So how do you make those decisions?  You weigh the pros and the cons… and then you make the decision and move on.  In economics it is called the opportunity cost.  Whichever way you chose, you give up following the other route.  As writers, we have a bit of flexibility intrinsic to the craft.  We can rewrite, edit, and tweak things.  In the end, though, once you hit publish, the decision has been made and there’s no going back.

To me, making these kinds of decisions (and recognizing when one has come up) is something that grows easier as I write more.  Deciding whether to kill a beloved (or hated) character is, well, not taken lightly, but it becomes a simpler decision to make.  Often times this can be something as simple as which perspective to use when you write a scene or just when to cut that scene.  It might be that you have a line that you love… but it just doesn’t fit the flow of your story.

At its most basic level, the question you should ask yourself is: will this make the story better?  If the answer is yes, then you know what you have to do.  Sometimes it means you can give a character a happy ending.  Sometimes it means you have a character who ends up dying alone.  All of it, all that weight is on your shoulders as a writer.

Books don’t get director’s editions with deleted scenes and outtakes.  No one will ever see that bit that you cut and few people will understand the hours that you spend thinking about it.  Then again, that’s where the skill in writing comes from, knowing how to craft your story better and making those hard decisions.  If writing were easy, everyone would do it, right?

Writing Toolbag: Character Notes

If there’s one thing guaranteed to annoy most readers, it’s when they discover some dramatic discrepancy with a beloved character.  Note here, I didn’t say “main” character, I said beloved character.  And as a writer, oftentimes you don’t have any control whatsoever over what characters your readers might take a liking to (in fact, I’ve several readers who have polar opposite likes and dislikes in my series) .

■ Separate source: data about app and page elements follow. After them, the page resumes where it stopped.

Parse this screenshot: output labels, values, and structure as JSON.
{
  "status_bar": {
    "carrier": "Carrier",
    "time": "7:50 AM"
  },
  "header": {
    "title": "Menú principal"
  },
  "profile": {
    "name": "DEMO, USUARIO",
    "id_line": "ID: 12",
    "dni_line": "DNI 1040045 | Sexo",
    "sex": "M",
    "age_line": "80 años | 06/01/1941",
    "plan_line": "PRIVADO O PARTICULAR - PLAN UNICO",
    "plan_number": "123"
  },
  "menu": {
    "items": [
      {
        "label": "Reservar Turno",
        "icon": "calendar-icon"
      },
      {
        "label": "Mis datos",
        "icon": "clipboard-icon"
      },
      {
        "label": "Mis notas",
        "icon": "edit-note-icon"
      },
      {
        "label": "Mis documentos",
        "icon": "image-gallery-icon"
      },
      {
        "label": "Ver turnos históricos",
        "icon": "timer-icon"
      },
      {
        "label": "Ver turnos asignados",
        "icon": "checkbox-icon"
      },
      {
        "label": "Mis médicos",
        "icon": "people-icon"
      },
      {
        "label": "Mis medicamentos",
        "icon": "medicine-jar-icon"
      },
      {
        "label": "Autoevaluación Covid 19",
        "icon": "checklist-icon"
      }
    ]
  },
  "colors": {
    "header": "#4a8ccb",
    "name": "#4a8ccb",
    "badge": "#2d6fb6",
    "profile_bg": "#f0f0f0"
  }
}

I still remember my first draft of my first novel, where I’d mentioned the name of a character’s cat near the beginning and (horror of horrors) used a different name for the cat near the end.  I’ve noticed errors with other authors (even mainstream ones) where character’s eye color and hair color have changed, height has dramatically changed, and parents/family details have changed.  These aren’t game-ending, but those kinds of errors are annoying to readers, they show a lack of consistency, which can come off as laziness or ineptitude… both of which are impressions you don’t want to give your readers.

So how does a writer maintain consistency with one’s characters, especially over multiple books?  A few authors I’ve talked with keep the details in their heads.  If you’ve a eidetic memory, I suppose that works, but for the rest of us mere mortals, notes are not just a good idea, but a necessity.

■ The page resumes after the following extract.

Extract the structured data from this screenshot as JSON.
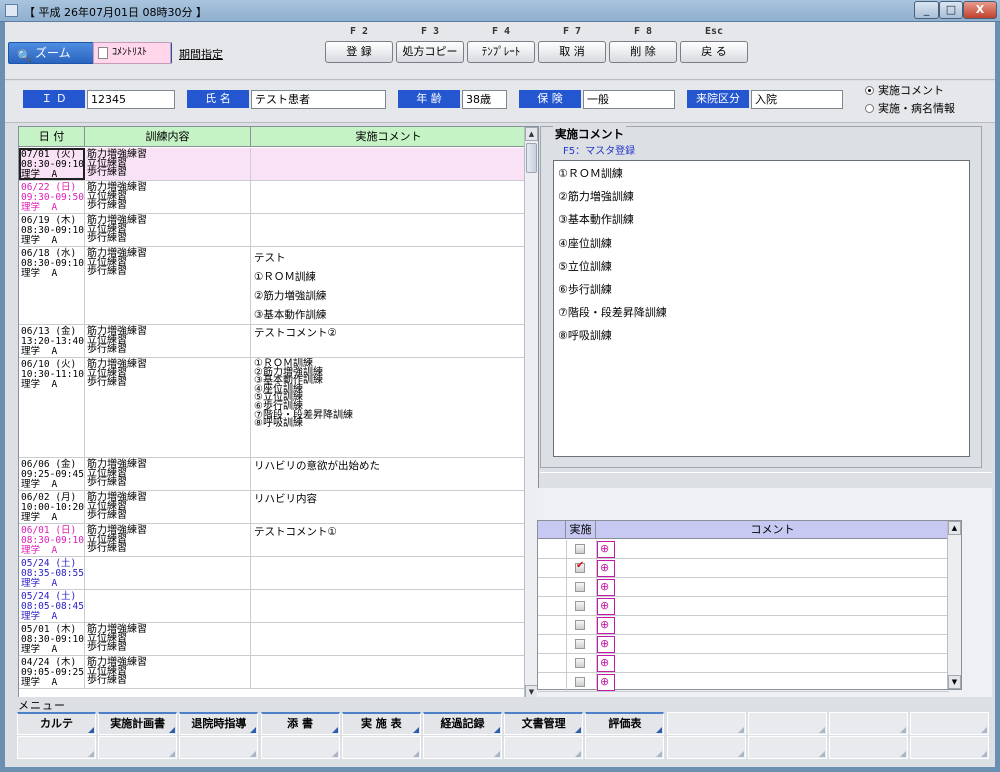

What goes into character notes?  It doesn’t have to be much, really.  A short physical description, family details (if important), birthday, and then any details about them that you plan to use in your writing.  Some authors I’ve met use 3″ x 5″ notecards, some have Excel spreadsheets, and others use word and just have typed notes.  The intent is to write it down somewhere so that you don’t have to remember it, you can just look it up.  As you write more, you can add more details to your notes as they become pertinent.

Such a simple thing is not only good for maintaining consistency, but also for speeding your writing flow.  When you get to a passage where you mention the character’s great aunt showing up, you don’t have to stop writing to go back and look her name up, sifting through your earlier works.  You can put a marker there and keep writing, secure in the knowledge that you’ve got the detail in the notes.

The downside of notes, of course, is that you have to take the time to keep them accurate and up to date.  A couple people I know use their smart phones for this, creating their notes on their phones so they can update their notes anywhere: waiting in line, riding a bus, whenever and wherever they have time.  The same can be said for the 3 x 5 index cards.  Whatever method you use, having character notes that you haven’t updated or filled out is of little use.

That’s all for now.  Thanks for reading!